━━━━━ RECORDS SUPPLIED

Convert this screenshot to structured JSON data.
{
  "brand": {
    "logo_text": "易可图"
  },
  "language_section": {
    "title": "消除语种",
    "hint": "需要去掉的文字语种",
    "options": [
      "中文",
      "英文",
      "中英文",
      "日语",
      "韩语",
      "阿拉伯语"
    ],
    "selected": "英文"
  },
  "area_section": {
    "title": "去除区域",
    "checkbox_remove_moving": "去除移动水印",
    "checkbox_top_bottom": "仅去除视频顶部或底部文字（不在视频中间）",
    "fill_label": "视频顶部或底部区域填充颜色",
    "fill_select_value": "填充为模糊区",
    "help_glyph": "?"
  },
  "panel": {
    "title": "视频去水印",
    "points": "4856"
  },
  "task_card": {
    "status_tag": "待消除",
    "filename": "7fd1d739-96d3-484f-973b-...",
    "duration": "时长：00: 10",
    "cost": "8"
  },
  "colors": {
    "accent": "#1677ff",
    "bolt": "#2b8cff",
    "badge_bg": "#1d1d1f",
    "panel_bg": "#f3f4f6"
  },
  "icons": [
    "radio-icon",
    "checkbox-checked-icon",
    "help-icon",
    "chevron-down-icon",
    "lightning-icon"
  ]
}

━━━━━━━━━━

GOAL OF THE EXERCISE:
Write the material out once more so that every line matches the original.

RESPONSE TO THIS EXERCISE:
Convert this screenshot to structured JSON data.
{
  "brand": {
    "logo_text": "易可图"
  },
  "language_section": {
    "title": "消除语种",
    "hint": "需要去掉的文字语种",
    "options": [
      "中文",
      "英文",
      "中英文",
      "日语",
      "韩语",
      "阿拉伯语"
    ],
    "selected": "英文"
  },
  "area_section": {
    "title": "去除区域",
    "checkbox_remove_moving": "去除移动水印",
    "checkbox_top_bottom": "仅去除视频顶部或底部文字（不在视频中间）",
    "fill_label": "视频顶部或底部区域填充颜色",
    "fill_select_value": "填充为模糊区",
    "help_glyph": "?"
  },
  "panel": {
    "title": "视频去水印",
    "points": "4856"
  },
  "task_card": {
    "status_tag": "待消除",
    "filename": "7fd1d739-96d3-484f-973b-...",
    "duration": "时长：00: 10",
    "cost": "8"
  },
  "colors": {
    "accent": "#1677ff",
    "bolt": "#2b8cff",
    "badge_bg": "#1d1d1f",
    "panel_bg": "#f3f4f6"
  },
  "icons": [
    "radio-icon",
    "checkbox-checked-icon",
    "help-icon",
    "chevron-down-icon",
    "lightning-icon"
  ]
}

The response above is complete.